Related to mining in Eureka County, they have two projects in Eureka County including the ‘Exodus’ project, a Newmont project that would involve putting in vents for an existing operation; and Barrick’s Mill Canyon which involves exploration of doing parallel declines partway up Mill Canyon. “Obviously there’s historical/cultural issues” being addressed as well as wildlife concerns. “It’s a pretty intact riparian area so water quality and that” have to be considered, Adams said. Barrick wants to put in rapid infiltration basins down in the flats at the mouth of the canyon and want to bring power in. The comment period has been extended to the 15th of January.

Regarding permit renewals, the Elko BLM is looking at two complexes, Buckhorn, the Pine Valley and Crescent Valley and are grouping allotments if the resources and permittees are preexistent. Presently they are finishing bill collecting and don’t expect to be sending out draft determinations until late 2015 or early 2016. Monitoring data is being collected through Great Basin Institute interns following a BLM protocol. Adams is also pushing to get existing trend information as complementary data to use “more holistic information to use in those determinations.”
Goicoechea asked if they’re looking for blanket reductions for permittees by allotment. The Elko BLM is doing it allotment by allotment and having conversations one on one with permittees and are looking at the ground with permittees. “If and when we ever have those places where we are in conflict we’ll be talking to you long in advance before it ever gets out of hand.”

The Elko BLM implemented no Drought Decisions in the past year.
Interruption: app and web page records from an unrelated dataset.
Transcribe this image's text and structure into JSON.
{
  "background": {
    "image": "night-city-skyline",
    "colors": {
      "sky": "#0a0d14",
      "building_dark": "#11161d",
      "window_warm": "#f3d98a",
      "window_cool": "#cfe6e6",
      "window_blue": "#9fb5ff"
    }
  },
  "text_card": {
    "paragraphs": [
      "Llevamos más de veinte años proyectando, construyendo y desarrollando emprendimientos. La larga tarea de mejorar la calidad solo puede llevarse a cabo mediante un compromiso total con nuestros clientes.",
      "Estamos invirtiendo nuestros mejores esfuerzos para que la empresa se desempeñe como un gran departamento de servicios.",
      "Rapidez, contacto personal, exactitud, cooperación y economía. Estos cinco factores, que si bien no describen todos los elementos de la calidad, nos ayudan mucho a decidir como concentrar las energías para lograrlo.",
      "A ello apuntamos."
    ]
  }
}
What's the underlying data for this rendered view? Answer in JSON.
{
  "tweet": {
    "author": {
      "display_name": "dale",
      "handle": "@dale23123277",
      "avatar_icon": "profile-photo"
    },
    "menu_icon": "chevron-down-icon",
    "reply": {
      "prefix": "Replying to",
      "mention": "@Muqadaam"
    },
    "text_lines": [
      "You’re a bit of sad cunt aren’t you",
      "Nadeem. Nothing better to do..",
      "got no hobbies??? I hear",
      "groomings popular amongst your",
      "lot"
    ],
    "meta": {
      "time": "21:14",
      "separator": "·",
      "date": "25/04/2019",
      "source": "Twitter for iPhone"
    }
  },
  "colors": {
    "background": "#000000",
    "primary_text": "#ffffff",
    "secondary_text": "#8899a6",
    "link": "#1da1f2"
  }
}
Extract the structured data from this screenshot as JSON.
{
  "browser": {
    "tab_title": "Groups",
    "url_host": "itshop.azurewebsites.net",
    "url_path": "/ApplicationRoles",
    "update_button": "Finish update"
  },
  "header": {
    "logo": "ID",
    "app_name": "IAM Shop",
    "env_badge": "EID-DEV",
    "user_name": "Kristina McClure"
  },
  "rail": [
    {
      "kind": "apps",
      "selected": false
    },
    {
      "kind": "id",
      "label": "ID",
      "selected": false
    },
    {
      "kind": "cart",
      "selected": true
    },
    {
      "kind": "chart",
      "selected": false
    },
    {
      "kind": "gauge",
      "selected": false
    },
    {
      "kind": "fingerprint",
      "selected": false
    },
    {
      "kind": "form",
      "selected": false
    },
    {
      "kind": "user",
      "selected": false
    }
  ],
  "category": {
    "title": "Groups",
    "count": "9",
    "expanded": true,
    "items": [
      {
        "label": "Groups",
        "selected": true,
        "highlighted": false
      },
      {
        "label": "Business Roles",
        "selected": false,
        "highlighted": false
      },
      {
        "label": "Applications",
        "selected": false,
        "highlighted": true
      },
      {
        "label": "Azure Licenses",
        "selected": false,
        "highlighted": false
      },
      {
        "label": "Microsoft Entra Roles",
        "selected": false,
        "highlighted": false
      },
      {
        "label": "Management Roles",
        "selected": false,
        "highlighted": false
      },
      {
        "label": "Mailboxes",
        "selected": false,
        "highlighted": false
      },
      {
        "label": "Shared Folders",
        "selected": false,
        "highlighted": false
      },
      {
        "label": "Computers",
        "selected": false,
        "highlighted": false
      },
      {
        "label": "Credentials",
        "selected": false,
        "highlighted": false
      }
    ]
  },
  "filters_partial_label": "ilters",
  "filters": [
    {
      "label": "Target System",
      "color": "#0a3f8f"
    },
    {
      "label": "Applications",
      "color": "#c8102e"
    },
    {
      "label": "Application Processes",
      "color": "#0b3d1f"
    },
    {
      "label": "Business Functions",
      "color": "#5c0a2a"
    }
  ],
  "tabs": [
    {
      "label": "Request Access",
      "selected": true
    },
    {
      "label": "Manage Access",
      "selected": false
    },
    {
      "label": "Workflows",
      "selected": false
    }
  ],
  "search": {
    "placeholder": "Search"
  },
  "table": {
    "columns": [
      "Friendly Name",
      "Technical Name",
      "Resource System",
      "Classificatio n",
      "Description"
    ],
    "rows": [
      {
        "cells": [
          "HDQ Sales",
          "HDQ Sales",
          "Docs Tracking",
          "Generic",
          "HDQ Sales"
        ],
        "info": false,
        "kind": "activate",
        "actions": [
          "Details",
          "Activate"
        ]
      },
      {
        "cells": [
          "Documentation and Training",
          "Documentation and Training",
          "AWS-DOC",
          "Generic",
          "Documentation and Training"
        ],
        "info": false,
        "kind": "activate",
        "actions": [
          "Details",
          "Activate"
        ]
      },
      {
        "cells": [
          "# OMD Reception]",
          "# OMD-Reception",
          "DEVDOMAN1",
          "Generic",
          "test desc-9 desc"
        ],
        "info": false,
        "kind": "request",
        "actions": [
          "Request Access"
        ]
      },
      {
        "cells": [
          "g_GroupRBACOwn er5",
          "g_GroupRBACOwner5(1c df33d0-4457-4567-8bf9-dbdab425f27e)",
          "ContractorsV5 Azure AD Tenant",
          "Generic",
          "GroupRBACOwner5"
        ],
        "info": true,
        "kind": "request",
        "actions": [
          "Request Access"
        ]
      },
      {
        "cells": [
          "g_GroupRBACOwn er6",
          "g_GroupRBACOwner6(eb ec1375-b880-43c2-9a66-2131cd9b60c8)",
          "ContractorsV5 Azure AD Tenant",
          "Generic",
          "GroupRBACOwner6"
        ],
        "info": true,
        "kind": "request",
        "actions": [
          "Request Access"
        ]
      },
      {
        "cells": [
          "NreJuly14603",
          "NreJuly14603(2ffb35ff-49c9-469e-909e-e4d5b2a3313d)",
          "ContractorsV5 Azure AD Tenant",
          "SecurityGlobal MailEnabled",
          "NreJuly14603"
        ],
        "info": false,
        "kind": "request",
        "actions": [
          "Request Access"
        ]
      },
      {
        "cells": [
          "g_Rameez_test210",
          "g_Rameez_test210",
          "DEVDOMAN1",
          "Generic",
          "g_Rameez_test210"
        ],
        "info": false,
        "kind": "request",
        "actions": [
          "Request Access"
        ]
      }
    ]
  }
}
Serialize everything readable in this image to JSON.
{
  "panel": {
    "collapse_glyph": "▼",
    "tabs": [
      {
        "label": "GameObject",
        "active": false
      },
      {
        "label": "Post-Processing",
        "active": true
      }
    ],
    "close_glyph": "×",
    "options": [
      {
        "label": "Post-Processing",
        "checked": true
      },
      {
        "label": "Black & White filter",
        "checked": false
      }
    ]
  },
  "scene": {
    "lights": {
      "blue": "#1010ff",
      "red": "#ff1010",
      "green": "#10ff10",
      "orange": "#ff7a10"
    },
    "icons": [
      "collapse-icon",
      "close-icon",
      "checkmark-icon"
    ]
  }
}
Adams said, “I think we deal with trouble spots and met with permittees ahead of time to work out something.” Adams said, “It’s a testament to our ability to communicate and work with permittees so we’re able to resolve, to deal with issues, before they became problematic for everybody.” Adams said they’ll follow that model through the grazing season and asked if the Commission has areas of concern to please let Adams know “and make sure they’re on our radar screen. What I’m concerned about is water or lack thereof this year.” Adams said last year a number of springs weren’t running. “I think we’ll do alright grass wise. I think water wise it will be problematic.”

Goicoechea said he appreciated the model and said in terms of the lack of water he encouraged permittees to get in early to talk about water. “Is there a commitment from you guy’s office to get sites for water hauls done?”

Adams thanked Goicoechea for bringing that up and said having realized due to their protocols they can’t make changes quickly that it is critical permittees anticipating needing water get with the Elko BLM early because they’ll have to go through the NEPA process.

Goicoechea commented he appreciated the “good line of communication” with the Elko office.